◆ Goal of the exercise:
All of the data should be repeated exactly; pictures are not part of the copy.

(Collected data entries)
*** Block opens ***
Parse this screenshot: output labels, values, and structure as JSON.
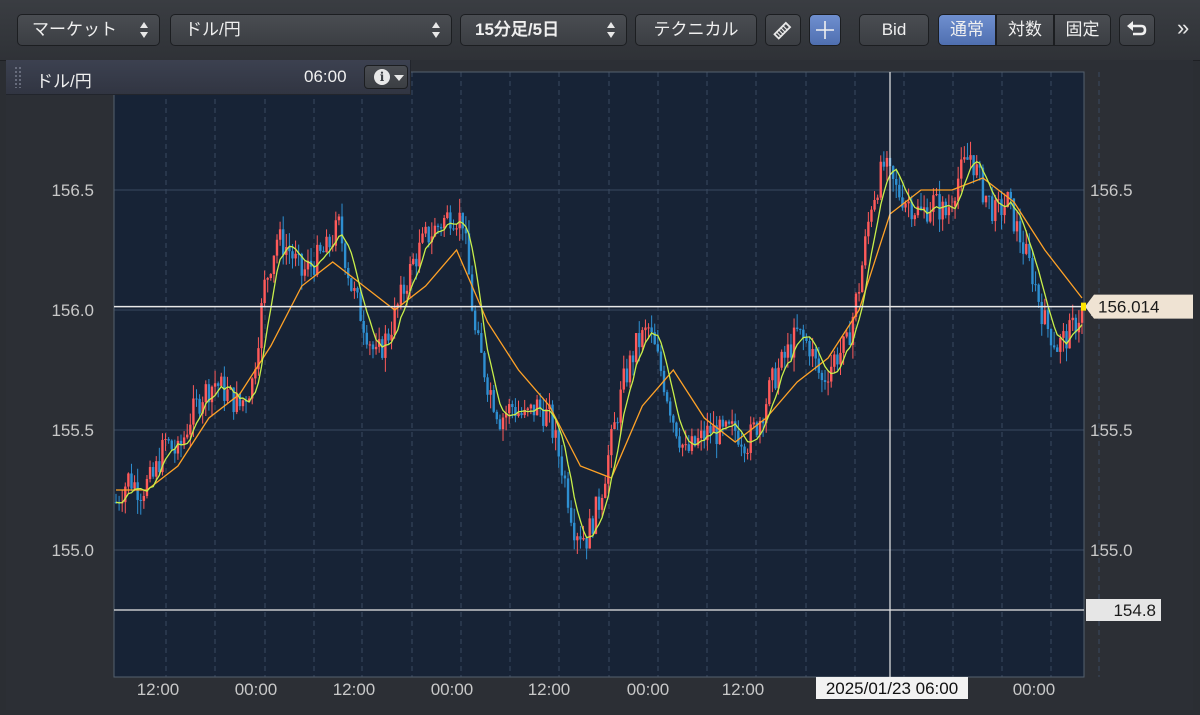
{
  "toolbar": {
    "market": "マーケット",
    "symbol": "ドル/円",
    "timeframe": "15分足/5日",
    "technical": "テクニカル",
    "pencil_icon": "pencil-icon",
    "crosshair_icon": "crosshair-icon",
    "bid": "Bid",
    "scale_normal": "通常",
    "scale_log": "対数",
    "scale_fixed": "固定",
    "undo_icon": "undo-icon",
    "more": "»"
  },
  "legend": {
    "symbol": "ドル/円",
    "time": "06:00",
    "info_icon": "info-icon"
  },
  "colors": {
    "background": "#172336",
    "grid": "#3a4a60",
    "candle_up": "#ff5a5a",
    "candle_down": "#2e8fd1",
    "ma_short": "#c8ef4a",
    "ma_long": "#ffa227",
    "price_line": "#e8e8e8"
  },
  "chart_data": {
    "type": "candlestick",
    "y_ticks": [
      "156.5",
      "156.0",
      "155.5",
      "155.0"
    ],
    "x_ticks": [
      "12:00",
      "00:00",
      "12:00",
      "00:00",
      "12:00",
      "00:00",
      "12:00",
      "00:00"
    ],
    "ylim": [
      154.6,
      156.8
    ],
    "price_label": "156.014",
    "current_price": 156.014,
    "low_line_label": "154.8",
    "low_line_value": 154.75,
    "crosshair_time_label": "2025/01/23 06:00",
    "close_path": [
      [
        0,
        155.2
      ],
      [
        4,
        155.3
      ],
      [
        8,
        155.25
      ],
      [
        12,
        155.3
      ],
      [
        16,
        155.45
      ],
      [
        20,
        155.4
      ],
      [
        24,
        155.55
      ],
      [
        28,
        155.65
      ],
      [
        32,
        155.7
      ],
      [
        36,
        155.65
      ],
      [
        40,
        155.6
      ],
      [
        44,
        155.7
      ],
      [
        48,
        156.1
      ],
      [
        52,
        156.3
      ],
      [
        56,
        156.25
      ],
      [
        60,
        156.15
      ],
      [
        64,
        156.2
      ],
      [
        68,
        156.25
      ],
      [
        72,
        156.35
      ],
      [
        76,
        156.1
      ],
      [
        80,
        155.95
      ],
      [
        84,
        155.8
      ],
      [
        88,
        155.9
      ],
      [
        92,
        156.05
      ],
      [
        96,
        156.2
      ],
      [
        100,
        156.3
      ],
      [
        104,
        156.35
      ],
      [
        108,
        156.4
      ],
      [
        112,
        156.38
      ],
      [
        116,
        155.9
      ],
      [
        120,
        155.7
      ],
      [
        124,
        155.55
      ],
      [
        128,
        155.6
      ],
      [
        132,
        155.55
      ],
      [
        136,
        155.6
      ],
      [
        140,
        155.55
      ],
      [
        144,
        155.35
      ],
      [
        148,
        155.1
      ],
      [
        152,
        155.05
      ],
      [
        156,
        155.2
      ],
      [
        160,
        155.45
      ],
      [
        164,
        155.7
      ],
      [
        168,
        155.85
      ],
      [
        172,
        155.92
      ],
      [
        176,
        155.75
      ],
      [
        180,
        155.55
      ],
      [
        184,
        155.4
      ],
      [
        188,
        155.45
      ],
      [
        192,
        155.5
      ],
      [
        196,
        155.48
      ],
      [
        200,
        155.5
      ],
      [
        204,
        155.45
      ],
      [
        208,
        155.55
      ],
      [
        212,
        155.7
      ],
      [
        216,
        155.8
      ],
      [
        220,
        155.9
      ],
      [
        224,
        155.85
      ],
      [
        228,
        155.7
      ],
      [
        232,
        155.8
      ],
      [
        236,
        155.85
      ],
      [
        240,
        156.1
      ],
      [
        244,
        156.45
      ],
      [
        248,
        156.6
      ],
      [
        252,
        156.5
      ],
      [
        256,
        156.45
      ],
      [
        260,
        156.4
      ],
      [
        264,
        156.45
      ],
      [
        268,
        156.4
      ],
      [
        272,
        156.55
      ],
      [
        276,
        156.65
      ],
      [
        280,
        156.5
      ],
      [
        284,
        156.4
      ],
      [
        288,
        156.45
      ],
      [
        292,
        156.3
      ],
      [
        296,
        156.15
      ],
      [
        300,
        155.95
      ],
      [
        304,
        155.85
      ],
      [
        308,
        155.9
      ],
      [
        312,
        156.0
      ]
    ],
    "ma_long_path": [
      [
        0,
        155.25
      ],
      [
        10,
        155.25
      ],
      [
        20,
        155.35
      ],
      [
        30,
        155.55
      ],
      [
        40,
        155.65
      ],
      [
        50,
        155.85
      ],
      [
        60,
        156.1
      ],
      [
        70,
        156.2
      ],
      [
        80,
        156.1
      ],
      [
        90,
        156.0
      ],
      [
        100,
        156.1
      ],
      [
        110,
        156.25
      ],
      [
        120,
        155.95
      ],
      [
        130,
        155.75
      ],
      [
        140,
        155.6
      ],
      [
        150,
        155.35
      ],
      [
        160,
        155.3
      ],
      [
        170,
        155.6
      ],
      [
        180,
        155.75
      ],
      [
        190,
        155.55
      ],
      [
        200,
        155.45
      ],
      [
        210,
        155.55
      ],
      [
        220,
        155.7
      ],
      [
        230,
        155.8
      ],
      [
        240,
        156.0
      ],
      [
        250,
        156.4
      ],
      [
        260,
        156.5
      ],
      [
        270,
        156.5
      ],
      [
        280,
        156.55
      ],
      [
        290,
        156.45
      ],
      [
        300,
        156.25
      ],
      [
        312,
        156.05
      ]
    ]
  }
}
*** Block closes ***
◆ Response to the exercise:
Parse this screenshot: output labels, values, and structure as JSON.
{
  "toolbar": {
    "market": "マーケット",
    "symbol": "ドル/円",
    "timeframe": "15分足/5日",
    "technical": "テクニカル",
    "pencil_icon": "pencil-icon",
    "crosshair_icon": "crosshair-icon",
    "bid": "Bid",
    "scale_normal": "通常",
    "scale_log": "対数",
    "scale_fixed": "固定",
    "undo_icon": "undo-icon",
    "more": "»"
  },
  "legend": {
    "symbol": "ドル/円",
    "time": "06:00",
    "info_icon": "info-icon"
  },
  "colors": {
    "background": "#172336",
    "grid": "#3a4a60",
    "candle_up": "#ff5a5a",
    "candle_down": "#2e8fd1",
    "ma_short": "#c8ef4a",
    "ma_long": "#ffa227",
    "price_line": "#e8e8e8"
  },
  "chart_data": {
    "type": "candlestick",
    "y_ticks": [
      "156.5",
      "156.0",
      "155.5",
      "155.0"
    ],
    "x_ticks": [
      "12:00",
      "00:00",
      "12:00",
      "00:00",
      "12:00",
      "00:00",
      "12:00",
      "00:00"
    ],
    "ylim": [
      154.6,
      156.8
    ],
    "price_label": "156.014",
    "current_price": 156.014,
    "low_line_label": "154.8",
    "low_line_value": 154.75,
    "crosshair_time_label": "2025/01/23 06:00",
    "close_path": [
      [
        0,
        155.2
      ],
      [
        4,
        155.3
      ],
      [
        8,
        155.25
      ],
      [
        12,
        155.3
      ],
      [
        16,
        155.45
      ],
      [
        20,
        155.4
      ],
      [
        24,
        155.55
      ],
      [
        28,
        155.65
      ],
      [
        32,
        155.7
      ],
      [
        36,
        155.65
      ],
      [
        40,
        155.6
      ],
      [
        44,
        155.7
      ],
      [
        48,
        156.1
      ],
      [
        52,
        156.3
      ],
      [
        56,
        156.25
      ],
      [
        60,
        156.15
      ],
      [
        64,
        156.2
      ],
      [
        68,
        156.25
      ],
      [
        72,
        156.35
      ],
      [
        76,
        156.1
      ],
      [
        80,
        155.95
      ],
      [
        84,
        155.8
      ],
      [
        88,
        155.9
      ],
      [
        92,
        156.05
      ],
      [
        96,
        156.2
      ],
      [
        100,
        156.3
      ],
      [
        104,
        156.35
      ],
      [
        108,
        156.4
      ],
      [
        112,
        156.38
      ],
      [
        116,
        155.9
      ],
      [
        120,
        155.7
      ],
      [
        124,
        155.55
      ],
      [
        128,
        155.6
      ],
      [
        132,
        155.55
      ],
      [
        136,
        155.6
      ],
      [
        140,
        155.55
      ],
      [
        144,
        155.35
      ],
      [
        148,
        155.1
      ],
      [
        152,
        155.05
      ],
      [
        156,
        155.2
      ],
      [
        160,
        155.45
      ],
      [
        164,
        155.7
      ],
      [
        168,
        155.85
      ],
      [
        172,
        155.92
      ],
      [
        176,
        155.75
      ],
      [
        180,
        155.55
      ],
      [
        184,
        155.4
      ],
      [
        188,
        155.45
      ],
      [
        192,
        155.5
      ],
      [
        196,
        155.48
      ],
      [
        200,
        155.5
      ],
      [
        204,
        155.45
      ],
      [
        208,
        155.55
      ],
      [
        212,
        155.7
      ],
      [
        216,
        155.8
      ],
      [
        220,
        155.9
      ],
      [
        224,
        155.85
      ],
      [
        228,
        155.7
      ],
      [
        232,
        155.8
      ],
      [
        236,
        155.85
      ],
      [
        240,
        156.1
      ],
      [
        244,
        156.45
      ],
      [
        248,
        156.6
      ],
      [
        252,
        156.5
      ],
      [
        256,
        156.45
      ],
      [
        260,
        156.4
      ],
      [
        264,
        156.45
      ],
      [
        268,
        156.4
      ],
      [
        272,
        156.55
      ],
      [
        276,
        156.65
      ],
      [
        280,
        156.5
      ],
      [
        284,
        156.4
      ],
      [
        288,
        156.45
      ],
      [
        292,
        156.3
      ],
      [
        296,
        156.15
      ],
      [
        300,
        155.95
      ],
      [
        304,
        155.85
      ],
      [
        308,
        155.9
      ],
      [
        312,
        156.0
      ]
    ],
    "ma_long_path": [
      [
        0,
        155.25
      ],
      [
        10,
        155.25
      ],
      [
        20,
        155.35
      ],
      [
        30,
        155.55
      ],
      [
        40,
        155.65
      ],
      [
        50,
        155.85
      ],
      [
        60,
        156.1
      ],
      [
        70,
        156.2
      ],
      [
        80,
        156.1
      ],
      [
        90,
        156.0
      ],
      [
        100,
        156.1
      ],
      [
        110,
        156.25
      ],
      [
        120,
        155.95
      ],
      [
        130,
        155.75
      ],
      [
        140,
        155.6
      ],
      [
        150,
        155.35
      ],
      [
        160,
        155.3
      ],
      [
        170,
        155.6
      ],
      [
        180,
        155.75
      ],
      [
        190,
        155.55
      ],
      [
        200,
        155.45
      ],
      [
        210,
        155.55
      ],
      [
        220,
        155.7
      ],
      [
        230,
        155.8
      ],
      [
        240,
        156.0
      ],
      [
        250,
        156.4
      ],
      [
        260,
        156.5
      ],
      [
        270,
        156.5
      ],
      [
        280,
        156.55
      ],
      [
        290,
        156.45
      ],
      [
        300,
        156.25
      ],
      [
        312,
        156.05
      ]
    ]
  }
}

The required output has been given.